-------- Provided entries

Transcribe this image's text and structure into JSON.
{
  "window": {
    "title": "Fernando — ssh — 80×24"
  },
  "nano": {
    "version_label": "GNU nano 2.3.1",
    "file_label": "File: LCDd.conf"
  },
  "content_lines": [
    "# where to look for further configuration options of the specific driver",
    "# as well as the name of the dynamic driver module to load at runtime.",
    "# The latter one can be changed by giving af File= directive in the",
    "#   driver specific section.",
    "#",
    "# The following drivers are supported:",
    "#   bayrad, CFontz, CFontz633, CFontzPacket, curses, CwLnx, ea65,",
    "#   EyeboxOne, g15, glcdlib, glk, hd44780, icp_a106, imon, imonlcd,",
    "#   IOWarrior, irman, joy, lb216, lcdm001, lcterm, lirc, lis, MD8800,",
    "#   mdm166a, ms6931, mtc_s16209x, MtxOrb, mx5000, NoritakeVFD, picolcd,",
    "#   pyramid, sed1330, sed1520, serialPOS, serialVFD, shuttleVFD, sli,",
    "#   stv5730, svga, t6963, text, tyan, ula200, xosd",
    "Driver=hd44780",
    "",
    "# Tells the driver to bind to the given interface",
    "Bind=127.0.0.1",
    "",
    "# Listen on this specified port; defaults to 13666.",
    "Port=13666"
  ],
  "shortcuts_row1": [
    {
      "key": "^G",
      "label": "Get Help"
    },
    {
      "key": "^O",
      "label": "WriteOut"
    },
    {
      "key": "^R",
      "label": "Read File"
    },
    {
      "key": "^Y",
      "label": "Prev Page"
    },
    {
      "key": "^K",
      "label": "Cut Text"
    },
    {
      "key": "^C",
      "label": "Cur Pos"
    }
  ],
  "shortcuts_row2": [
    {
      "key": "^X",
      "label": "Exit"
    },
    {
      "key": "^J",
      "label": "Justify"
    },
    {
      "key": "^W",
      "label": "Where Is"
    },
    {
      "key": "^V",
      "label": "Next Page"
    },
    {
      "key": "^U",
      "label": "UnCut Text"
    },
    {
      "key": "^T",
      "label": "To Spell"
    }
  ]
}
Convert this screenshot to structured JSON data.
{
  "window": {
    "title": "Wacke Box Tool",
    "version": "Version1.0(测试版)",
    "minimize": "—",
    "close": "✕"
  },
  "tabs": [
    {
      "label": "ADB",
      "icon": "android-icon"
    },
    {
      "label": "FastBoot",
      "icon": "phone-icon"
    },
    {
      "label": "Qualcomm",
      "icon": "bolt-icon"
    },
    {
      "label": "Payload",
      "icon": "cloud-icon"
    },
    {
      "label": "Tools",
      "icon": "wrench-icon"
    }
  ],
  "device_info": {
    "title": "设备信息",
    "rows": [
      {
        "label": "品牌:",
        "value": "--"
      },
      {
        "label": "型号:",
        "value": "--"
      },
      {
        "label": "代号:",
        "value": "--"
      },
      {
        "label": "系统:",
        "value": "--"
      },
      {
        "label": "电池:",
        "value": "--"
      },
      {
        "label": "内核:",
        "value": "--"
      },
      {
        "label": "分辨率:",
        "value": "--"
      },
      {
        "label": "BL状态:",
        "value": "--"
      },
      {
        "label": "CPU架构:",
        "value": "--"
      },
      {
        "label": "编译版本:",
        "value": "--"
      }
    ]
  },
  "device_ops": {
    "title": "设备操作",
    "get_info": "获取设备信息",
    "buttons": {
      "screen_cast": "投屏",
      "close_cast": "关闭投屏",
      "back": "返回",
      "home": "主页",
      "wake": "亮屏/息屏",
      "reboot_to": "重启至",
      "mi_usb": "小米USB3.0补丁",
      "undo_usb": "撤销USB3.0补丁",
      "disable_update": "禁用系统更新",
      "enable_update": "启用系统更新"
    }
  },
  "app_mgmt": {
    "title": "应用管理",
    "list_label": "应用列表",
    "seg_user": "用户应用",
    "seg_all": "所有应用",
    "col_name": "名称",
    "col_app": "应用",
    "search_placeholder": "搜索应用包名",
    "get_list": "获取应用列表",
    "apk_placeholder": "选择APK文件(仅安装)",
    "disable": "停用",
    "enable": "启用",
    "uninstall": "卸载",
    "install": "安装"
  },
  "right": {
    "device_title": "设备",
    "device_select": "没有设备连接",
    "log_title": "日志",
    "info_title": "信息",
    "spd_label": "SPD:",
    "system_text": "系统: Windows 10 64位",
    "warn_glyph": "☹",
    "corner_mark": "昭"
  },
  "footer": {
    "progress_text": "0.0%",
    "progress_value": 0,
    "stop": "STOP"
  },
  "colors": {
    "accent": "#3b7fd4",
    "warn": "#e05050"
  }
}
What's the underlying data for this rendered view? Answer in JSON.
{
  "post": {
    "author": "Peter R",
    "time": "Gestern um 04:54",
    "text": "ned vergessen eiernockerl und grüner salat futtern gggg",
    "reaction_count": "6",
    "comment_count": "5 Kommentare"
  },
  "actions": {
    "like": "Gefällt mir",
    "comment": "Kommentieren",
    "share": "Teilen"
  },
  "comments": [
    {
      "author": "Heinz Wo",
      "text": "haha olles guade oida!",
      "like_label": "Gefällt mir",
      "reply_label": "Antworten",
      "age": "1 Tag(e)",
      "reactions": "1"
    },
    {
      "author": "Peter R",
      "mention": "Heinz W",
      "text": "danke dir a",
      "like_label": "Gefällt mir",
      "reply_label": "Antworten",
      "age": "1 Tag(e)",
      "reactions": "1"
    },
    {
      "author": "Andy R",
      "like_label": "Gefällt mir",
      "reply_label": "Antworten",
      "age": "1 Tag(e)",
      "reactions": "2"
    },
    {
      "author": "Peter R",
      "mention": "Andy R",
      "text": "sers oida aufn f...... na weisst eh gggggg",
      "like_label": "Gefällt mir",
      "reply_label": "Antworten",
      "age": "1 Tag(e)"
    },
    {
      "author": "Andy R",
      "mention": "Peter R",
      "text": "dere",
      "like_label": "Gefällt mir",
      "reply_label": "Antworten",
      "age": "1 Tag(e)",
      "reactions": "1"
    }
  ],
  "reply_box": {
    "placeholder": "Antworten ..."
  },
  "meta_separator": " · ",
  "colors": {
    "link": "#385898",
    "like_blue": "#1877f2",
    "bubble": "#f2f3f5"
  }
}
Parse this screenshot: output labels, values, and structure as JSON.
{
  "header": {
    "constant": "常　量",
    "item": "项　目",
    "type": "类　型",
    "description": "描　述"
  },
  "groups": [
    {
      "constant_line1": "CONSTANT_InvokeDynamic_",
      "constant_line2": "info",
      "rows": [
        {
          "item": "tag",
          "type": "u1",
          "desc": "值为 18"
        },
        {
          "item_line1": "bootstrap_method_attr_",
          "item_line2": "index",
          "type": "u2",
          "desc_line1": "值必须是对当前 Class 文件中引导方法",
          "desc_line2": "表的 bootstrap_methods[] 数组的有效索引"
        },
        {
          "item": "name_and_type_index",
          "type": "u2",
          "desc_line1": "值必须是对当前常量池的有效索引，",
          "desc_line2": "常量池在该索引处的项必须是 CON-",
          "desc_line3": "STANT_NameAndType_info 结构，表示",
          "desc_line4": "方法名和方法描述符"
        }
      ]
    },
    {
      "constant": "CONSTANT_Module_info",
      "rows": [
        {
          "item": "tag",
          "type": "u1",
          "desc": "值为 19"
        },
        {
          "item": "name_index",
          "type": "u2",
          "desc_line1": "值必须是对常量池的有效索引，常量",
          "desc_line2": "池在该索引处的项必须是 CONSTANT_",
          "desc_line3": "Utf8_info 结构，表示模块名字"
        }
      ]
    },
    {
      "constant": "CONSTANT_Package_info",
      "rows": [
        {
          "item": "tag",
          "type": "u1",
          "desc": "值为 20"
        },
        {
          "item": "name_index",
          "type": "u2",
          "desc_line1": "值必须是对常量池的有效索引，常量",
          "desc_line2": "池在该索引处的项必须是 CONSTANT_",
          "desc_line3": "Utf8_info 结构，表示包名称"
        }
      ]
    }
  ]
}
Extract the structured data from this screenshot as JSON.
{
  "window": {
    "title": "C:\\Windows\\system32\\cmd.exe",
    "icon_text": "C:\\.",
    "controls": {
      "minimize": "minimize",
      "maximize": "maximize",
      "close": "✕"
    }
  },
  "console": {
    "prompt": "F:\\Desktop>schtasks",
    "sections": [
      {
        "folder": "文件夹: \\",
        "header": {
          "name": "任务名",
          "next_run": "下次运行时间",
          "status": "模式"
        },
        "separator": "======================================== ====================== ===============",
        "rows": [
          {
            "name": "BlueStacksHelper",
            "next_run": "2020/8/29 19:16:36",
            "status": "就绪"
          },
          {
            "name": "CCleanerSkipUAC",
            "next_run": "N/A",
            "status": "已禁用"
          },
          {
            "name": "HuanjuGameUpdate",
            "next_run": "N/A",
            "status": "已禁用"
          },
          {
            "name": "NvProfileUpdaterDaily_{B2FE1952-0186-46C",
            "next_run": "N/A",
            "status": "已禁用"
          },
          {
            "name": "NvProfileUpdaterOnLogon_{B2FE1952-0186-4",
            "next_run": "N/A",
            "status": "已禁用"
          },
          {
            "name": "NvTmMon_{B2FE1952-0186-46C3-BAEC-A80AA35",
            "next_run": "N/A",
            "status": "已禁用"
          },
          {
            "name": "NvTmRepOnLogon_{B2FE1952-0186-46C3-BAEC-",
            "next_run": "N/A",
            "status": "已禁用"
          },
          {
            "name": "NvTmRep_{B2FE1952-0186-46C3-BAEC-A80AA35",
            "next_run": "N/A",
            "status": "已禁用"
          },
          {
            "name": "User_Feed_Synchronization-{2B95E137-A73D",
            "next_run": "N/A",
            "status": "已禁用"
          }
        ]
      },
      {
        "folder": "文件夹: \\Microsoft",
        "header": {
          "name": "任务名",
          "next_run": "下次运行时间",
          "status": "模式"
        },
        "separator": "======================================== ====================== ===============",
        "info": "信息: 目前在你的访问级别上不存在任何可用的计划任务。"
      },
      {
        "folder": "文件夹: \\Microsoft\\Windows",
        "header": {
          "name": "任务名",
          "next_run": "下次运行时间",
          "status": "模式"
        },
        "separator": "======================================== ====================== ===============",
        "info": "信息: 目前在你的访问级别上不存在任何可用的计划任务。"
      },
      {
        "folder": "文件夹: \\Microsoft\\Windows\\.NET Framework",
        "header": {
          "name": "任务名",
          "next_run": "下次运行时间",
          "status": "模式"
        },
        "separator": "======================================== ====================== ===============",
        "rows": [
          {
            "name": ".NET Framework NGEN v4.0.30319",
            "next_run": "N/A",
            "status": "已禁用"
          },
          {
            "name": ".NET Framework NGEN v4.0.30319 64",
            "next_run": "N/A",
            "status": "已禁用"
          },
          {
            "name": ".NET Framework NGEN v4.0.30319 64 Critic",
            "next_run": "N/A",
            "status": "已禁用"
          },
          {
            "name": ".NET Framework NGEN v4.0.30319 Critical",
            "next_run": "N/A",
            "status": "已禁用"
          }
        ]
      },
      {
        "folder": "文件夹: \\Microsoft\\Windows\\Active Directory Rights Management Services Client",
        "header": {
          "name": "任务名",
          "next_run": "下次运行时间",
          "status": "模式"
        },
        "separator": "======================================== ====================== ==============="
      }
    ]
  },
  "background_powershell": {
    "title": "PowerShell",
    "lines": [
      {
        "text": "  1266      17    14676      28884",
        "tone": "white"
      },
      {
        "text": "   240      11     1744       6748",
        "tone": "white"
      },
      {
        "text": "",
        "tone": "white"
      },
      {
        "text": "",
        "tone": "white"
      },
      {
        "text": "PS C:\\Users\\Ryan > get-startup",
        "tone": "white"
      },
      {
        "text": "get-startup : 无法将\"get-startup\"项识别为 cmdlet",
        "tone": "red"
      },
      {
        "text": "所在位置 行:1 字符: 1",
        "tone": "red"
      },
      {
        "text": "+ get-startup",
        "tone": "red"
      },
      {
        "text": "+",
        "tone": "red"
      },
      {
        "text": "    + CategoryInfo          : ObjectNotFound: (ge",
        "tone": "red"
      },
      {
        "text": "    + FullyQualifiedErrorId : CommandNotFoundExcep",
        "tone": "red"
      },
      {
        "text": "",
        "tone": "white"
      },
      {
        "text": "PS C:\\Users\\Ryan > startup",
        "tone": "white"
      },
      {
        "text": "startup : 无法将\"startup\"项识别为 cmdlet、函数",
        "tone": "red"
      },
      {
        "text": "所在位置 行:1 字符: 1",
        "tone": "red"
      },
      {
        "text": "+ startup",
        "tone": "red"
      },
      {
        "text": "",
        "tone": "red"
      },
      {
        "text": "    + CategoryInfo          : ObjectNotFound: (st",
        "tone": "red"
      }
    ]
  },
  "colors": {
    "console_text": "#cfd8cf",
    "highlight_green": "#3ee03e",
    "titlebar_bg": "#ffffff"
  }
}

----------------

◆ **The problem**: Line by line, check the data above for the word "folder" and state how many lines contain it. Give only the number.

◆ **Completed task**: 5